■ EXERCISE DESCRIPTION:
Within the data below, copy each line where the string "Agregar" is found.

*** Opening SOURCE MATERIAL ***

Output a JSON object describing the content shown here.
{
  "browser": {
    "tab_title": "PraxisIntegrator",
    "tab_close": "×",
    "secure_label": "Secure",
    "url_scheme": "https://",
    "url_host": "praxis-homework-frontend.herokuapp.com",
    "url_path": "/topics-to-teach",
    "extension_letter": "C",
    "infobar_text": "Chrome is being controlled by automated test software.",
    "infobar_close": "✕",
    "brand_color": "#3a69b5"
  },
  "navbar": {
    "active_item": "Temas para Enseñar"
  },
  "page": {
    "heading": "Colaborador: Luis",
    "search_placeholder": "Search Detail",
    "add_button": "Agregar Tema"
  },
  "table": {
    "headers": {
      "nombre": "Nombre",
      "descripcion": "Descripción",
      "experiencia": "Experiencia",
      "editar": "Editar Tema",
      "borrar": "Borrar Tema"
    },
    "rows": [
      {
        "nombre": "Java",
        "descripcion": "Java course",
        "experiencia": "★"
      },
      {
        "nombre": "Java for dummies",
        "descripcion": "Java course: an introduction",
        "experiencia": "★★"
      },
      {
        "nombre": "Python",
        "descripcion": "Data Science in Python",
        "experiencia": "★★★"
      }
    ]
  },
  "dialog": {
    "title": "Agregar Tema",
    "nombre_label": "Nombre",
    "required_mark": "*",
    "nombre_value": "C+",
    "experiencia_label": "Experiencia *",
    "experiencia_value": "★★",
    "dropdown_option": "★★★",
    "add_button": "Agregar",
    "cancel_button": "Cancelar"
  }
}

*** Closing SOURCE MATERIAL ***

■ REPLY:
    "add_button": "Agregar Tema"
    "title": "Agregar Tema",
    "add_button": "Agregar",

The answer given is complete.